Workers spent Tuesday shoveling snow from Statehouse walkways and the ceremony stage into pickup trucks, and clearing chairs put in place Sunday of layers of snow and ice. The tedious, hours-long task involved picking up each chair, flinging off the melting snow, scraping off icicles and wiping each down with rags that constantly needed wringing.
It was a first in the 11-year history of contractor Palmetto Party Rentals, which has outfitted previous inaugurals, said its operations director Jim Huffman. Seating for 3,000 was pared down to 1,600, he said.
"We don't get many snowfalls in South Carolina," he said.
His crew was expected to be back out Wednesday morning, several hours before the swearing-in ceremony, which was set to begin at 11 a.m.
Wednesday will also bring a return to Columbia for legislators who didn't make it for the first day of session, due to icy roadways, and more formal attire. Many who did make it Tuesday came in jeans, sweaters or other casual wear.
Still, temperatures expected to hover at freezing were bound to affect wardrobes for the outdoor ceremony.
"Like those who are coming to take part in a historic celebration from across our state, the governor-elect and her family have made some last minute adjustments in what they planned to wear Wednesday to account for winter weather," her spokesman, Rob Godfrey, said without giving specifics.
Haley, South Carolina's 90th governor, will be the state's first female and first minority in the job, and the nation's second Indian-American chief executive of a state.
The 38-year-old Republican mother of two enters office as the GOP controls the House, Senate and all nine constitutional offices for the first time.
Other inaugural events include an open house at the governor's mansion Wednesday afternoon, before a formal, $250-per-couple evening gala at Colonial Life Arena.
Haley comes into office with the state facing a gaping $829 million shortfall in the upcoming budget.
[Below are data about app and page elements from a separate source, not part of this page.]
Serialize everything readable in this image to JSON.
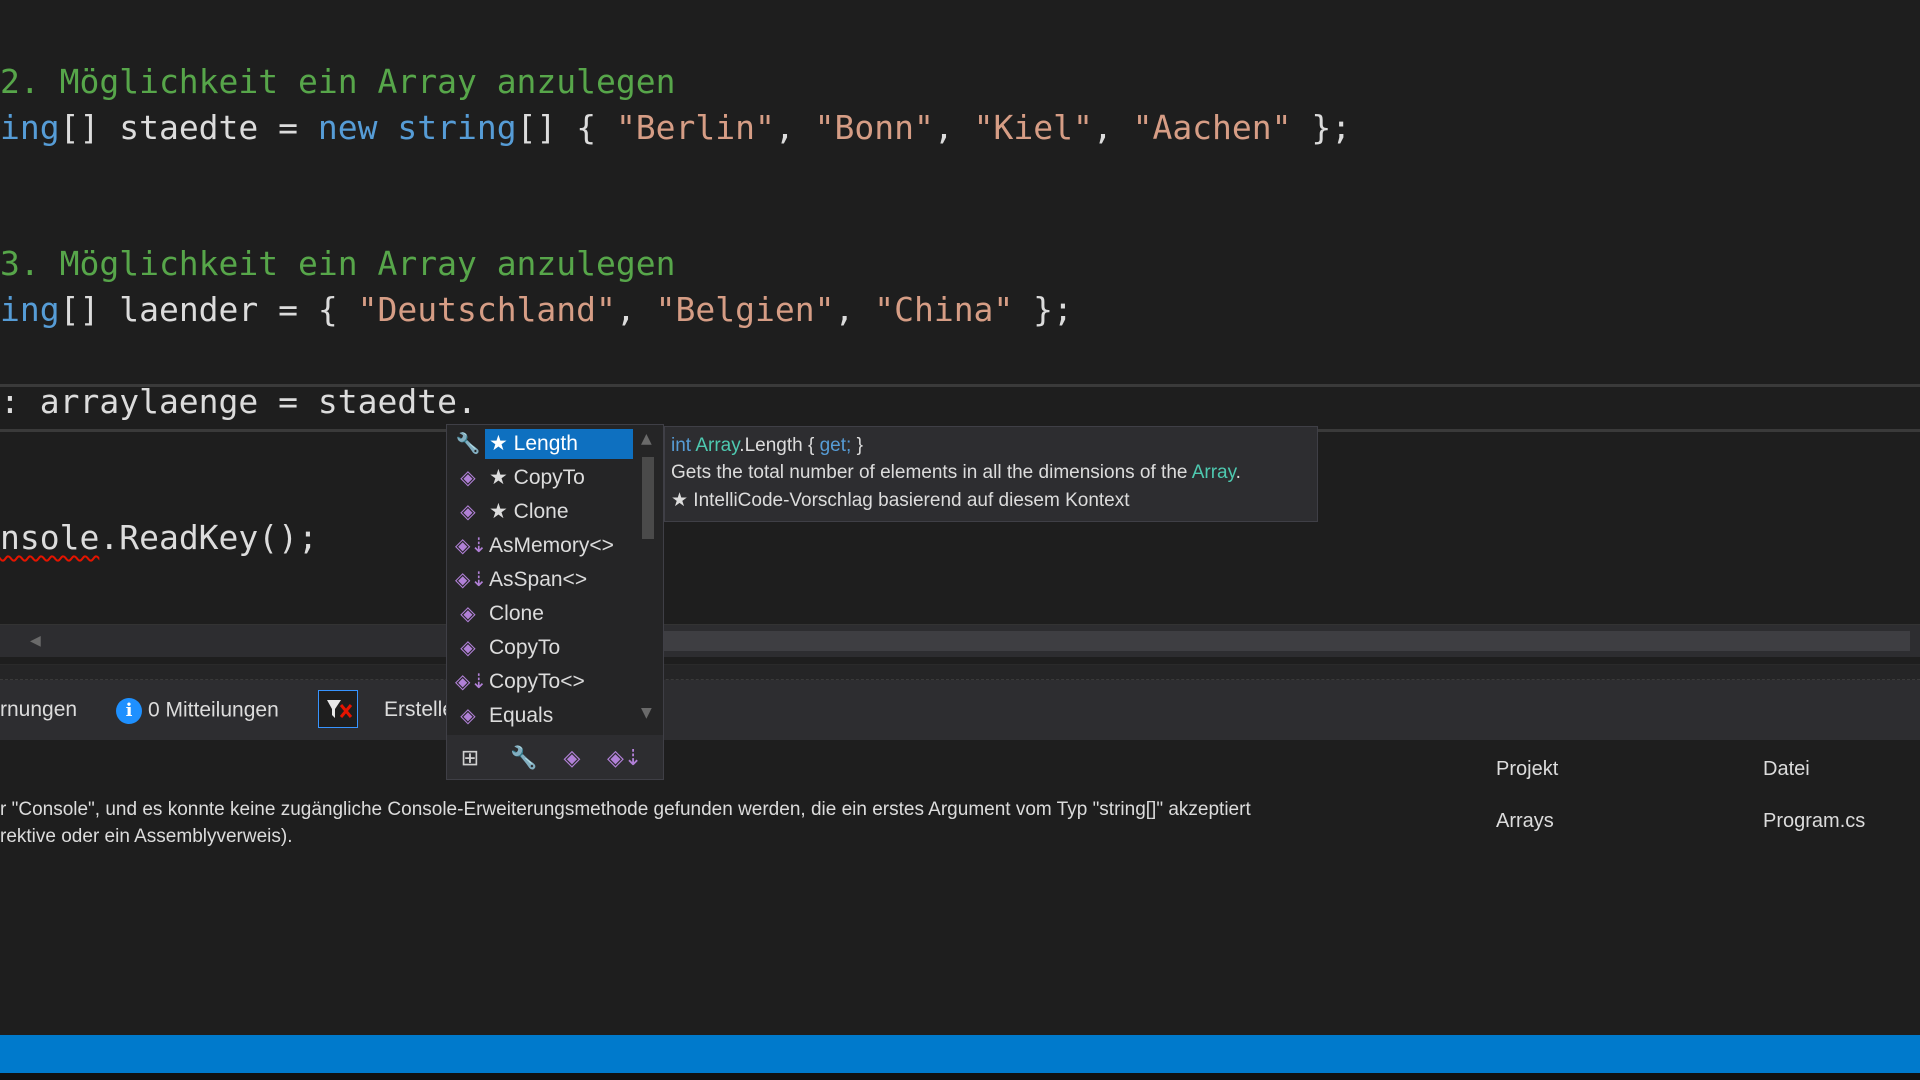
{
  "editor": {
    "comment2": "2. Möglichkeit ein Array anzulegen",
    "line2": {
      "type_partial": "ing",
      "brackets": "[] staedte = ",
      "kw_new": "new",
      "type_string": "string",
      "rest_open": "[] { ",
      "s1": "\"Berlin\"",
      "s2": "\"Bonn\"",
      "s3": "\"Kiel\"",
      "s4": "\"Aachen\"",
      "comma": ", ",
      "close": " };"
    },
    "comment3": "3. Möglichkeit ein Array anzulegen",
    "line3": {
      "type_partial": "ing",
      "rest": "[] laender = { ",
      "s1": "\"Deutschland\"",
      "s2": "\"Belgien\"",
      "s3": "\"China\"",
      "comma": ", ",
      "close": " };"
    },
    "current_line": ": arraylaenge = staedte.",
    "readkey_squiggle": "nsole",
    "readkey_rest": ".ReadKey();"
  },
  "intellisense": {
    "items": [
      {
        "label": "★ Length",
        "icon": "wrench-icon",
        "selected": true
      },
      {
        "label": "★ CopyTo",
        "icon": "method-cube-icon"
      },
      {
        "label": "★ Clone",
        "icon": "method-cube-icon"
      },
      {
        "label": "AsMemory<>",
        "icon": "extension-method-icon"
      },
      {
        "label": "AsSpan<>",
        "icon": "extension-method-icon"
      },
      {
        "label": "Clone",
        "icon": "method-cube-icon"
      },
      {
        "label": "CopyTo",
        "icon": "method-cube-icon"
      },
      {
        "label": "CopyTo<>",
        "icon": "extension-method-icon"
      },
      {
        "label": "Equals",
        "icon": "method-cube-icon"
      }
    ],
    "filter_icons": [
      "expand-filter-icon",
      "property-filter-icon",
      "method-filter-icon",
      "extension-filter-icon"
    ]
  },
  "tooltip": {
    "sig_type": "int",
    "sig_class": "Array",
    "sig_member": ".Length { ",
    "sig_get": "get;",
    "sig_end": " }",
    "desc_pre": "Gets the total number of elements in all the dimensions of the ",
    "desc_class": "Array",
    "desc_end": ".",
    "intellicode": "★  IntelliCode-Vorschlag basierend auf diesem Kontext"
  },
  "error_list": {
    "warnings_label": "rnungen",
    "messages_label": "0 Mitteilungen",
    "build_label": "Erstelle",
    "col_project": "Projekt",
    "col_file": "Datei",
    "error_line1": "r \"Console\", und es konnte keine zugängliche Console-Erweiterungsmethode gefunden werden, die ein erstes Argument vom Typ \"string[]\" akzeptiert",
    "error_line2": "rektive oder ein Assemblyverweis).",
    "project": "Arrays",
    "file": "Program.cs"
  },
  "colors": {
    "accent": "#007acc",
    "selection": "#0e70c0",
    "comment": "#57a64a",
    "keyword": "#569cd6",
    "string": "#d69d85"
  }
}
She knows pain is ahead for people and the programs they depend on and she's expected to talk about that in her inaugural address.
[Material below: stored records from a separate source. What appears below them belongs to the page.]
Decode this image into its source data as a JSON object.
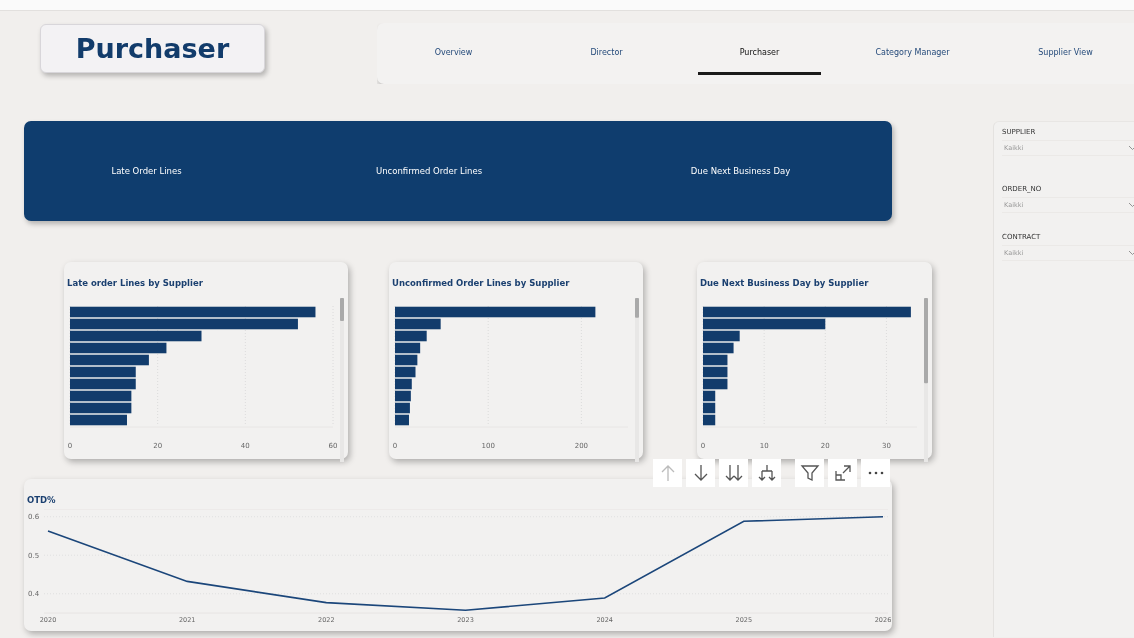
{
  "report_title": "Purchaser",
  "nav_tabs": [
    {
      "label": "Overview",
      "selected": false
    },
    {
      "label": "Director",
      "selected": false
    },
    {
      "label": "Purchaser",
      "selected": true
    },
    {
      "label": "Category Manager",
      "selected": false
    },
    {
      "label": "Supplier View",
      "selected": false
    }
  ],
  "kpi_banner": {
    "labels": [
      "Late Order Lines",
      "Unconfirmed Order Lines",
      "Due Next Business Day"
    ]
  },
  "bar_charts": [
    {
      "chart_data": {
        "type": "bar",
        "orientation": "horizontal",
        "title": "Late order Lines by Supplier",
        "values": [
          56,
          52,
          30,
          22,
          18,
          15,
          15,
          14,
          14,
          13
        ],
        "xlim": [
          0,
          60
        ],
        "xticks": [
          0,
          20,
          40,
          60
        ],
        "grid": true
      }
    },
    {
      "chart_data": {
        "type": "bar",
        "orientation": "horizontal",
        "title": "Unconfirmed Order Lines by Supplier",
        "values": [
          215,
          49,
          34,
          27,
          24,
          22,
          18,
          17,
          16,
          15
        ],
        "xlim": [
          0,
          250
        ],
        "xticks": [
          0,
          100,
          200
        ],
        "grid": true
      }
    },
    {
      "chart_data": {
        "type": "bar",
        "orientation": "horizontal",
        "title": "Due Next Business Day by Supplier",
        "values": [
          34,
          20,
          6,
          5,
          4,
          4,
          4,
          2,
          2,
          2
        ],
        "xlim": [
          0,
          35
        ],
        "xticks": [
          0,
          10,
          20,
          30
        ],
        "grid": true
      }
    }
  ],
  "line_chart": {
    "chart_data": {
      "type": "line",
      "title": "OTD%",
      "x": [
        "2020",
        "2021",
        "2022",
        "2023",
        "2024",
        "2025",
        "2026"
      ],
      "values": [
        0.563,
        0.432,
        0.377,
        0.357,
        0.389,
        0.588,
        0.6
      ],
      "ylim": [
        0.35,
        0.62
      ],
      "yticks": [
        0.4,
        0.5,
        0.6
      ],
      "grid": true
    }
  },
  "slicers": [
    {
      "label": "SUPPLIER",
      "value": "Kaikki"
    },
    {
      "label": "ORDER_NO",
      "value": "Kaikki"
    },
    {
      "label": "CONTRACT",
      "value": "Kaikki"
    }
  ]
}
In November, she appointed a fiscal crisis task force to come up with plans to reduce state spending for what she called the worst budget year the state has ever seen.
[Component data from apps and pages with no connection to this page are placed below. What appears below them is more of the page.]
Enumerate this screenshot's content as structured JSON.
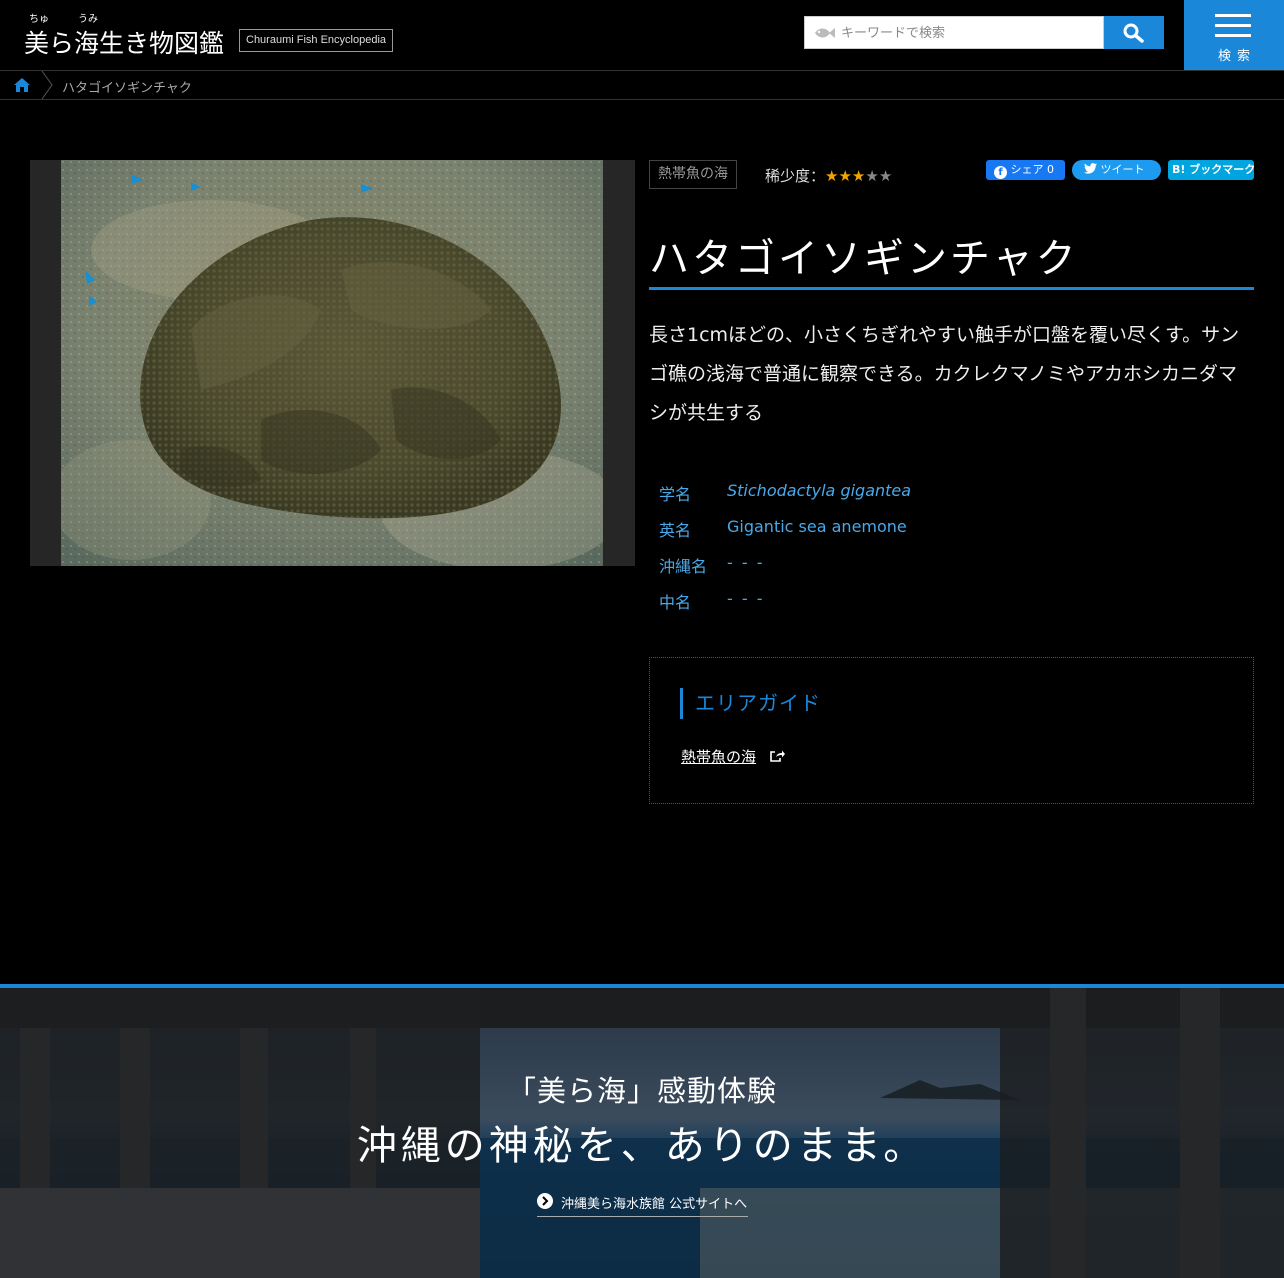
{
  "header": {
    "logo_ruby_1": "ちゅ",
    "logo_ruby_2": "うみ",
    "logo_title": "美ら海生き物図鑑",
    "logo_subtitle": "Churaumi Fish Encyclopedia",
    "search_placeholder": "キーワードで検索",
    "menu_label": "検索"
  },
  "breadcrumb": {
    "current": "ハタゴイソギンチャク"
  },
  "species": {
    "area_tag": "熱帯魚の海",
    "rarity_label": "稀少度：",
    "rarity_value": 3,
    "rarity_max": 5,
    "name": "ハタゴイソギンチャク",
    "description": "長さ1cmほどの、小さくちぎれやすい触手が口盤を覆い尽くす。サンゴ礁の浅海で普通に観察できる。カクレクマノミやアカホシカニダマシが共生する",
    "info": [
      {
        "key": "学名",
        "value": "Stichodactyla gigantea"
      },
      {
        "key": "英名",
        "value": "Gigantic sea anemone"
      },
      {
        "key": "沖縄名",
        "value": "- - -"
      },
      {
        "key": "中名",
        "value": "- - -"
      }
    ]
  },
  "sns": {
    "facebook": "シェア 0",
    "twitter": "ツイート",
    "hatena": "B! ブックマーク"
  },
  "area_guide": {
    "heading": "エリアガイド",
    "link": "熱帯魚の海"
  },
  "banner": {
    "line1": "「美ら海」感動体験",
    "line2": "沖縄の神秘を、ありのまま。",
    "link": "沖縄美ら海水族館 公式サイトへ"
  },
  "colors": {
    "accent": "#1a87d9",
    "star": "#f0a500",
    "background": "#000000"
  }
}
"No one has ever said this isn't going to hurt. This is going to hurt," she said at the time. "I think we have to be realistic with the people of South Carolina: this is gonna hurt."
The pain is likely to be felt by most South Carolinians with children in school or colleges or those who use Medicaid programs that care for the elderly, disabled and poor. Those programs account for a more than two-thirds of state spending and can't be spared deep cuts without shutting down other state agencies, state budget writers say.
Her job vaults her into an immediate budget problem.
The state's Medicaid agency, the Department of Health and Human Services, will stop payments in February for adult dental, vision and hospice services and slash home health visits by a third for the state's elderly and disabled. And the financial oversight board Haley will now chair will have to decide whether to allow the agency to run a $228 million deficit for the current fiscal year. If that doesn't happen, the agency says it will shut off Medicaid payments to all care providers in March.